Work request: The entries are to be repeated exactly, with all pictures omitted.

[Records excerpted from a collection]

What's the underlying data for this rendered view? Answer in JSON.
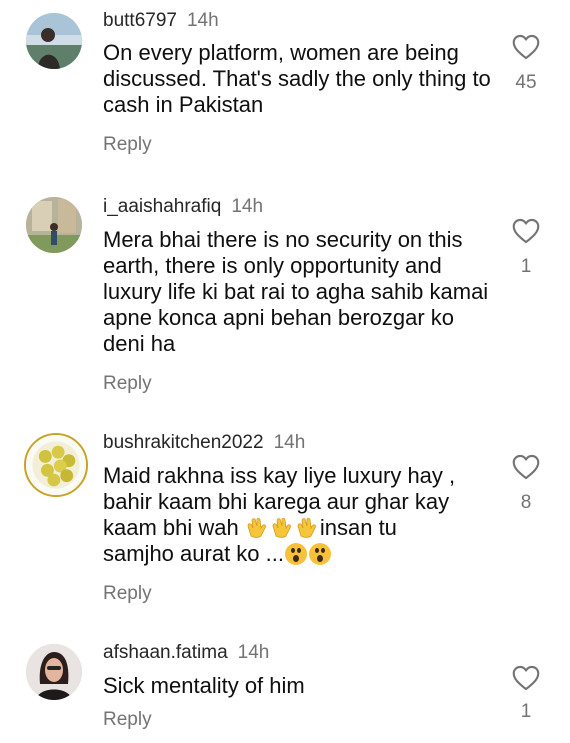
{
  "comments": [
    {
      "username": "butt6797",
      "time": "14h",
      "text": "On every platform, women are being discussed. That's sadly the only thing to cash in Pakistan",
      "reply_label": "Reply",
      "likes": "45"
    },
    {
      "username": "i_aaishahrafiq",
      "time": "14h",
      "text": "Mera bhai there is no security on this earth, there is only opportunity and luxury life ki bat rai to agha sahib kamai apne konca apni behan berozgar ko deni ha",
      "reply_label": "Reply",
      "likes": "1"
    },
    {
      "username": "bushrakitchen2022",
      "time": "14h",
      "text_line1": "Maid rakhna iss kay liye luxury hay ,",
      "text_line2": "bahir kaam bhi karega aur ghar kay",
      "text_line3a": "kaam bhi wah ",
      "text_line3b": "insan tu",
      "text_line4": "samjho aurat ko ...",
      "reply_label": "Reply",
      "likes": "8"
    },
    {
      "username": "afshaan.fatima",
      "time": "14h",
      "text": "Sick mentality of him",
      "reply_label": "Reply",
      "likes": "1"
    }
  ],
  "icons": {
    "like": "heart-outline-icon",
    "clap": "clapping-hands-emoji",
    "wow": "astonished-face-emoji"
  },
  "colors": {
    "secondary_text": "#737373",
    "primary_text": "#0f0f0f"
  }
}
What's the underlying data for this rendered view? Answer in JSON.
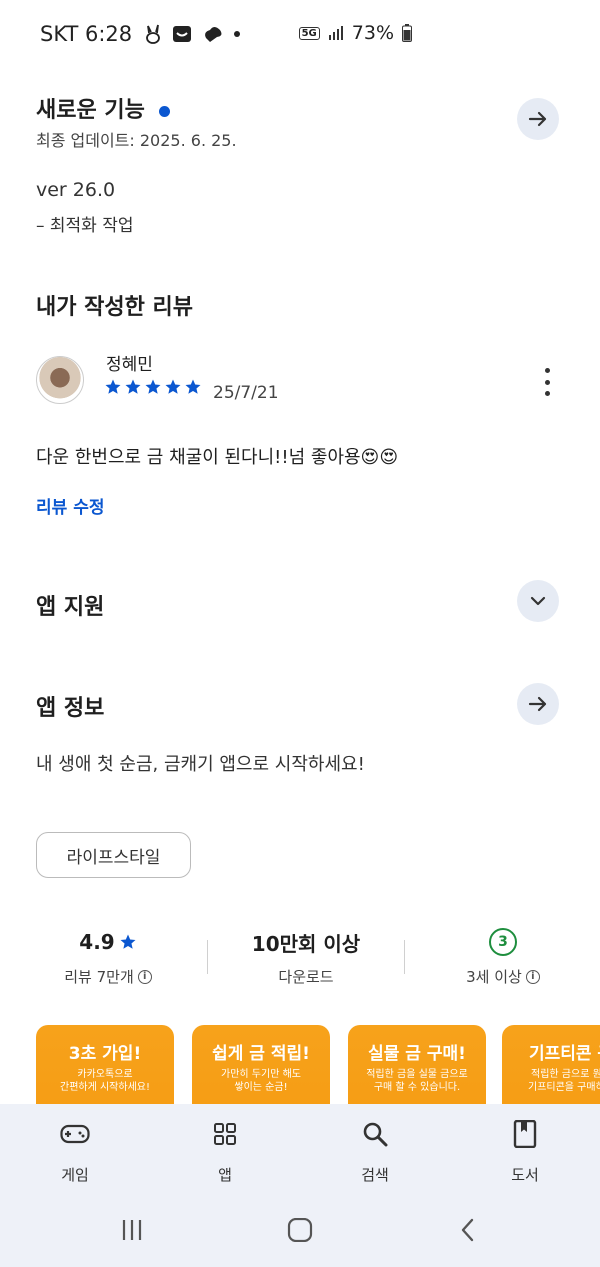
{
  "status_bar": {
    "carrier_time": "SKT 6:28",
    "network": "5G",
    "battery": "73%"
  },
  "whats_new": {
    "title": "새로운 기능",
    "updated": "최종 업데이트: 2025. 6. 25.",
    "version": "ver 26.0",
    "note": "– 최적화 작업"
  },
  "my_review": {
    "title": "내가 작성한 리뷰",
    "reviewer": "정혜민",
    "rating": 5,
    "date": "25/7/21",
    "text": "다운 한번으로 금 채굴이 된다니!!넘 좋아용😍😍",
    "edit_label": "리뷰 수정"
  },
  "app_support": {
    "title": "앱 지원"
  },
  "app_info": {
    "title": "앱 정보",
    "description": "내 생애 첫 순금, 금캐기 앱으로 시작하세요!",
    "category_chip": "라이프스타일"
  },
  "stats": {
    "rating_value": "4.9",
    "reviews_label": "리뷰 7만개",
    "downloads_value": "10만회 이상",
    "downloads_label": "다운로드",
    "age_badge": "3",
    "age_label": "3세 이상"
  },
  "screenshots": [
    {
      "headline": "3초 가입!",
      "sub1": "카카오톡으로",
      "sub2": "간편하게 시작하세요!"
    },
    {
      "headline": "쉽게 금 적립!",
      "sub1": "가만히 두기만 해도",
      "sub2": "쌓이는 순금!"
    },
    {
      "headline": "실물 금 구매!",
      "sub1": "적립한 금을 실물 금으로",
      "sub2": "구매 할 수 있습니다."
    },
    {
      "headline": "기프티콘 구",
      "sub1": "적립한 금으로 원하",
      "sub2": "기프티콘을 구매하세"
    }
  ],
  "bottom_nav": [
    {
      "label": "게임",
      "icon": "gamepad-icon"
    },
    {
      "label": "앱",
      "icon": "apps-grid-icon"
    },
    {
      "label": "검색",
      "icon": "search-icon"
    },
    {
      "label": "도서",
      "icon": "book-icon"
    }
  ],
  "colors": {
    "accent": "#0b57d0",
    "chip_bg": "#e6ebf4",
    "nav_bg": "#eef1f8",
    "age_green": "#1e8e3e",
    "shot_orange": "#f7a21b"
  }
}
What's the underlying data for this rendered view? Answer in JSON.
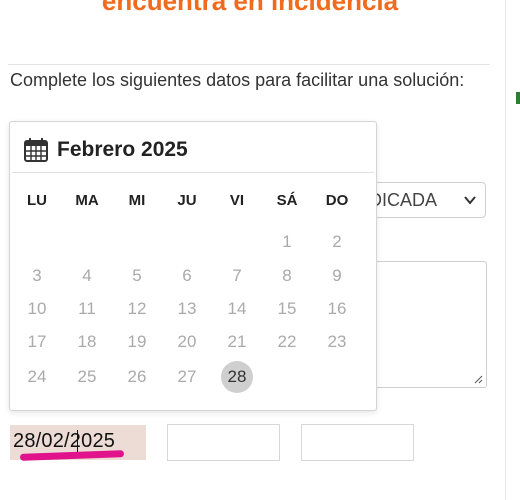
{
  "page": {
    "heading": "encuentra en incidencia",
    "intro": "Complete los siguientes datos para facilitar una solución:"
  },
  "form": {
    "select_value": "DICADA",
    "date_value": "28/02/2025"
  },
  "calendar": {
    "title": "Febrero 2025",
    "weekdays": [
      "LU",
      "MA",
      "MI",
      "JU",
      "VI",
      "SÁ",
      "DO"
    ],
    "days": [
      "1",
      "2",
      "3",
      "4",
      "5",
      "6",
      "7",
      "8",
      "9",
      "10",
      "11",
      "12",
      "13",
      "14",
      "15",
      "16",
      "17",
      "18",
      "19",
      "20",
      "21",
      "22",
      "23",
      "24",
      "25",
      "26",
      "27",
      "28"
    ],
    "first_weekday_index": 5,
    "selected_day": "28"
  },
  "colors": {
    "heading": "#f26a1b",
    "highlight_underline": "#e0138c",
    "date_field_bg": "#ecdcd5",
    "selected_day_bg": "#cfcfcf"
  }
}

Reply:
What's the underlying data for this rendered view? Answer in JSON.
{
  "comments": [
    {
      "username": "butt6797",
      "time": "14h",
      "text": "On every platform, women are being discussed. That's sadly the only thing to cash in Pakistan",
      "reply_label": "Reply",
      "likes": "45"
    },
    {
      "username": "i_aaishahrafiq",
      "time": "14h",
      "text": "Mera bhai there is no security on this earth, there is only opportunity and luxury life ki bat rai to agha sahib kamai apne konca apni behan berozgar ko deni ha",
      "reply_label": "Reply",
      "likes": "1"
    },
    {
      "username": "bushrakitchen2022",
      "time": "14h",
      "text_line1": "Maid rakhna iss kay liye luxury hay ,",
      "text_line2": "bahir kaam bhi karega aur ghar kay",
      "text_line3a": "kaam bhi wah ",
      "text_line3b": "insan tu",
      "text_line4": "samjho aurat ko ...",
      "reply_label": "Reply",
      "likes": "8"
    },
    {
      "username": "afshaan.fatima",
      "time": "14h",
      "text": "Sick mentality of him",
      "reply_label": "Reply",
      "likes": "1"
    }
  ],
  "icons": {
    "like": "heart-outline-icon",
    "clap": "clapping-hands-emoji",
    "wow": "astonished-face-emoji"
  },
  "colors": {
    "secondary_text": "#737373",
    "primary_text": "#0f0f0f"
  }
}
What's the underlying data for this rendered view? Answer in JSON.
{
  "status_bar": {
    "carrier_time": "SKT 6:28",
    "network": "5G",
    "battery": "73%"
  },
  "whats_new": {
    "title": "새로운 기능",
    "updated": "최종 업데이트: 2025. 6. 25.",
    "version": "ver 26.0",
    "note": "– 최적화 작업"
  },
  "my_review": {
    "title": "내가 작성한 리뷰",
    "reviewer": "정혜민",
    "rating": 5,
    "date": "25/7/21",
    "text": "다운 한번으로 금 채굴이 된다니!!넘 좋아용😍😍",
    "edit_label": "리뷰 수정"
  },
  "app_support": {
    "title": "앱 지원"
  },
  "app_info": {
    "title": "앱 정보",
    "description": "내 생애 첫 순금, 금캐기 앱으로 시작하세요!",
    "category_chip": "라이프스타일"
  },
  "stats": {
    "rating_value": "4.9",
    "reviews_label": "리뷰 7만개",
    "downloads_value": "10만회 이상",
    "downloads_label": "다운로드",
    "age_badge": "3",
    "age_label": "3세 이상"
  },
  "screenshots": [
    {
      "headline": "3초 가입!",
      "sub1": "카카오톡으로",
      "sub2": "간편하게 시작하세요!"
    },
    {
      "headline": "쉽게 금 적립!",
      "sub1": "가만히 두기만 해도",
      "sub2": "쌓이는 순금!"
    },
    {
      "headline": "실물 금 구매!",
      "sub1": "적립한 금을 실물 금으로",
      "sub2": "구매 할 수 있습니다."
    },
    {
      "headline": "기프티콘 구",
      "sub1": "적립한 금으로 원하",
      "sub2": "기프티콘을 구매하세"
    }
  ],
  "bottom_nav": [
    {
      "label": "게임",
      "icon": "gamepad-icon"
    },
    {
      "label": "앱",
      "icon": "apps-grid-icon"
    },
    {
      "label": "검색",
      "icon": "search-icon"
    },
    {
      "label": "도서",
      "icon": "book-icon"
    }
  ],
  "colors": {
    "accent": "#0b57d0",
    "chip_bg": "#e6ebf4",
    "nav_bg": "#eef1f8",
    "age_green": "#1e8e3e",
    "shot_orange": "#f7a21b"
  }
}
What's the underlying data for this rendered view? Answer in JSON.
{
  "page": {
    "heading": "encuentra en incidencia",
    "intro": "Complete los siguientes datos para facilitar una solución:"
  },
  "form": {
    "select_value": "DICADA",
    "date_value": "28/02/2025"
  },
  "calendar": {
    "title": "Febrero 2025",
    "weekdays": [
      "LU",
      "MA",
      "MI",
      "JU",
      "VI",
      "SÁ",
      "DO"
    ],
    "days": [
      "1",
      "2",
      "3",
      "4",
      "5",
      "6",
      "7",
      "8",
      "9",
      "10",
      "11",
      "12",
      "13",
      "14",
      "15",
      "16",
      "17",
      "18",
      "19",
      "20",
      "21",
      "22",
      "23",
      "24",
      "25",
      "26",
      "27",
      "28"
    ],
    "first_weekday_index": 5,
    "selected_day": "28"
  },
  "colors": {
    "heading": "#f26a1b",
    "highlight_underline": "#e0138c",
    "date_field_bg": "#ecdcd5",
    "selected_day_bg": "#cfcfcf"
  }
}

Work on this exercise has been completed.